- Opening Delimiter -
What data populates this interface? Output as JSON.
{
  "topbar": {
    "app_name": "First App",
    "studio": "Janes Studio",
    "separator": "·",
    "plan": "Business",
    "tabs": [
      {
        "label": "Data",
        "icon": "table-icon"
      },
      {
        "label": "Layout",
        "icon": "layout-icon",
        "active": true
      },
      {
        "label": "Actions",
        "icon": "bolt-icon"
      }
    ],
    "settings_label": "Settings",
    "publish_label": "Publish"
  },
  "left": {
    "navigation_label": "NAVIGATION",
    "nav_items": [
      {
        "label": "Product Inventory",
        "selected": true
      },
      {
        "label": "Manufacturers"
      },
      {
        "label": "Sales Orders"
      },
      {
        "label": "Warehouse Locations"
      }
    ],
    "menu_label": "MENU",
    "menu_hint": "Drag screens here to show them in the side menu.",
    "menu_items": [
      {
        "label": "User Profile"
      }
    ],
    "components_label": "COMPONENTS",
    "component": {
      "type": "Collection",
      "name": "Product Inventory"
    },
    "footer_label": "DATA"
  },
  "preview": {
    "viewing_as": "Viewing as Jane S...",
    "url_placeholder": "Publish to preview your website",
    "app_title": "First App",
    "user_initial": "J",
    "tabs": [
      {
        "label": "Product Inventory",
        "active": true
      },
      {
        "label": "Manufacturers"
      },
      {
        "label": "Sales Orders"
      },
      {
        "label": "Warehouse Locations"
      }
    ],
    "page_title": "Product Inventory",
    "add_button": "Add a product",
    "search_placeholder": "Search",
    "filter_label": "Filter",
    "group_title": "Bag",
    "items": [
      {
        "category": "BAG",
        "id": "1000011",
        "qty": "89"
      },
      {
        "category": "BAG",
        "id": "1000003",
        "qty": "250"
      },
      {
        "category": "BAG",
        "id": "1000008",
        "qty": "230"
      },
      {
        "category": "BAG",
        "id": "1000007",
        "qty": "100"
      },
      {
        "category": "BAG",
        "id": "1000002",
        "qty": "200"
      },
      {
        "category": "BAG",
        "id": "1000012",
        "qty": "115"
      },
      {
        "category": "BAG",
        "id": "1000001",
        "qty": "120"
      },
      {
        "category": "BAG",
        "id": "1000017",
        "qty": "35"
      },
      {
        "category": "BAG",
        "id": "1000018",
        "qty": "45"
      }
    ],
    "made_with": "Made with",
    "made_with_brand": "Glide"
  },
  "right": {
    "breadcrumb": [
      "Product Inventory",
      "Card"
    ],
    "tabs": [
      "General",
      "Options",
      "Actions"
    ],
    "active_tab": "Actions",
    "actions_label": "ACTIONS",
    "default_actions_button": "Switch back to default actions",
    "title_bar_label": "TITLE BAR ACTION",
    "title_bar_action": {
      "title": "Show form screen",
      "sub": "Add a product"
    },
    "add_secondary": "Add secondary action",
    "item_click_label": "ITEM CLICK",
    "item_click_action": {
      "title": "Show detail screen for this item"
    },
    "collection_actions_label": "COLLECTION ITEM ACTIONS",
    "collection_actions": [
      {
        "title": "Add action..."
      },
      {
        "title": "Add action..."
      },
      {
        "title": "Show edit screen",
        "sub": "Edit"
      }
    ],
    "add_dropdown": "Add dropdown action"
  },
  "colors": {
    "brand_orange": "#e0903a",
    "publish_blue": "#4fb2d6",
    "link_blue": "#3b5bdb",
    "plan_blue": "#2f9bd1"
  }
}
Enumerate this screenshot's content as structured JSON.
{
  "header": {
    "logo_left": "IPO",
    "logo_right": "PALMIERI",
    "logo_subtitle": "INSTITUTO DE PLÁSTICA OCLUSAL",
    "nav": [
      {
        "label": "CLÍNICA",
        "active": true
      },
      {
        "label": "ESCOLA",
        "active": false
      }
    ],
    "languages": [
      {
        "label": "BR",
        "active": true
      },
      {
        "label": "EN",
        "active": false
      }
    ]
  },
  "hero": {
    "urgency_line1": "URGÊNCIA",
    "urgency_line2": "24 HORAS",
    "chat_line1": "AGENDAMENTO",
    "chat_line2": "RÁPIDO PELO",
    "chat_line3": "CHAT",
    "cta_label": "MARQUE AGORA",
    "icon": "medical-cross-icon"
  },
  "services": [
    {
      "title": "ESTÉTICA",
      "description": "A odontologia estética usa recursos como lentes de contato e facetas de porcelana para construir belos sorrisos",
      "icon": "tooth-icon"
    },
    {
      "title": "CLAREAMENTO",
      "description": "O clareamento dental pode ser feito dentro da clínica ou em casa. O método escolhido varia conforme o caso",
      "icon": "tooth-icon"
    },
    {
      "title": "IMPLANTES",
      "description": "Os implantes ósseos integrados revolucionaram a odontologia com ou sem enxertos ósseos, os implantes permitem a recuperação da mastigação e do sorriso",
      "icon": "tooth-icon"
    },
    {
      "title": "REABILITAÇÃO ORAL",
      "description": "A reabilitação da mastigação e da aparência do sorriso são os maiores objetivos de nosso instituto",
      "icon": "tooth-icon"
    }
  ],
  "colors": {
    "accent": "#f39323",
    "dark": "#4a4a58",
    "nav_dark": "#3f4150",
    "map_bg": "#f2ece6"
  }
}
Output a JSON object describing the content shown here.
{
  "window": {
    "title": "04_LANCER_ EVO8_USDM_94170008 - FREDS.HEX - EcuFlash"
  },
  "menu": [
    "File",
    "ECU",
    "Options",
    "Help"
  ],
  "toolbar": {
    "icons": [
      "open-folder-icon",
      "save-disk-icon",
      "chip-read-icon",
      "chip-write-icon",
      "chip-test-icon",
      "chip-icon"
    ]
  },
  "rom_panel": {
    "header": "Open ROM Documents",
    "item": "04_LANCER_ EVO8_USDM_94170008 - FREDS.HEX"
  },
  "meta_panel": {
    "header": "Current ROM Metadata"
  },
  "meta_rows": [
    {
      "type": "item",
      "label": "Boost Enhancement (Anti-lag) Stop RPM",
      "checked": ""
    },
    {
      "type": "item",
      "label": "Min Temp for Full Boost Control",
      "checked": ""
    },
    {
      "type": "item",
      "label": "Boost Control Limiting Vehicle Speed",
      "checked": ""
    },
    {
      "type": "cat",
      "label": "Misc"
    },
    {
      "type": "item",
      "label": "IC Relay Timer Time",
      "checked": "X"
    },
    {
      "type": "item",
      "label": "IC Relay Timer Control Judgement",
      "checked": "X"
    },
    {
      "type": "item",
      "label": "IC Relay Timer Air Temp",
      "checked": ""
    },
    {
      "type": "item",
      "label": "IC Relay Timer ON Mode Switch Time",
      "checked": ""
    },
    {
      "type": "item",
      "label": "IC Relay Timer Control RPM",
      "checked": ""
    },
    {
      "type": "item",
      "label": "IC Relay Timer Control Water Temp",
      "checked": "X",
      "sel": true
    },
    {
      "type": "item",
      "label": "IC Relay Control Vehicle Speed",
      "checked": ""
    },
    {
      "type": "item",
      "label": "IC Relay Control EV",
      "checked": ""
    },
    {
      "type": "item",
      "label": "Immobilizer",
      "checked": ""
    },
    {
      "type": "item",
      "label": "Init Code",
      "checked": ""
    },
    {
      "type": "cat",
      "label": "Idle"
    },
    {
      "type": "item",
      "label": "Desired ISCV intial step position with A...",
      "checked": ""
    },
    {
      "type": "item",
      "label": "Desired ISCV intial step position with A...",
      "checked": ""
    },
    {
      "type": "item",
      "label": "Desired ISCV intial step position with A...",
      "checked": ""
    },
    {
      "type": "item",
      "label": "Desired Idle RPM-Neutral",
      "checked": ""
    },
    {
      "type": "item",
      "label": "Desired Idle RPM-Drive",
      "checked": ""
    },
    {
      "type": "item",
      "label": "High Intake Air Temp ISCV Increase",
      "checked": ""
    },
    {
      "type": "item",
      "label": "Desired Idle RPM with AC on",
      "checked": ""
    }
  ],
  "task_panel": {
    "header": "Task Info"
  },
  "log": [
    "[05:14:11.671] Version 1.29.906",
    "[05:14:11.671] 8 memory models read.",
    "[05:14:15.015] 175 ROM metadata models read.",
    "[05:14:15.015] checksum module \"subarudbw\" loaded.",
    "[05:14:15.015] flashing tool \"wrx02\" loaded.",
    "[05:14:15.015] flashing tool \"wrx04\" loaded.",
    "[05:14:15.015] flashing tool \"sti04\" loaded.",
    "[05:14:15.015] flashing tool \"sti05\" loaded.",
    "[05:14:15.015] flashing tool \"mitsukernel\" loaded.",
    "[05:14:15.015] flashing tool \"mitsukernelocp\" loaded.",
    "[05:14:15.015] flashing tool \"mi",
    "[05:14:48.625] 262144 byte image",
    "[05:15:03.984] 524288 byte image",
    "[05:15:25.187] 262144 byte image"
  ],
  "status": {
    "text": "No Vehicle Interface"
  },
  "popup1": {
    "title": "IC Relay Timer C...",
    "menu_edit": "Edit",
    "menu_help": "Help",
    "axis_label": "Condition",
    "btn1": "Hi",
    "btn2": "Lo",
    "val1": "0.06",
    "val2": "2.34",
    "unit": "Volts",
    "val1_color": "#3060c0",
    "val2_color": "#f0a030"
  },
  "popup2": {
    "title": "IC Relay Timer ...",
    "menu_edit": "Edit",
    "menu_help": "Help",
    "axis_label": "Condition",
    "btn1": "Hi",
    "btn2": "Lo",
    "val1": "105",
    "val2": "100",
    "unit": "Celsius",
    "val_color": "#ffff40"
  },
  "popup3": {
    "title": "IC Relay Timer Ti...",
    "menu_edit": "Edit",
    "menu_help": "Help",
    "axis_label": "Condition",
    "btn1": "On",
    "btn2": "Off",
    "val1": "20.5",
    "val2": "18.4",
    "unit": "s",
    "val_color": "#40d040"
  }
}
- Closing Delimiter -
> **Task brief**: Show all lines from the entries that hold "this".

> **Solved problem**:
What data populates this interface? Output as JSON.
      "title": "Show detail screen for this item"
Enumerate this screenshot's content as structured JSON.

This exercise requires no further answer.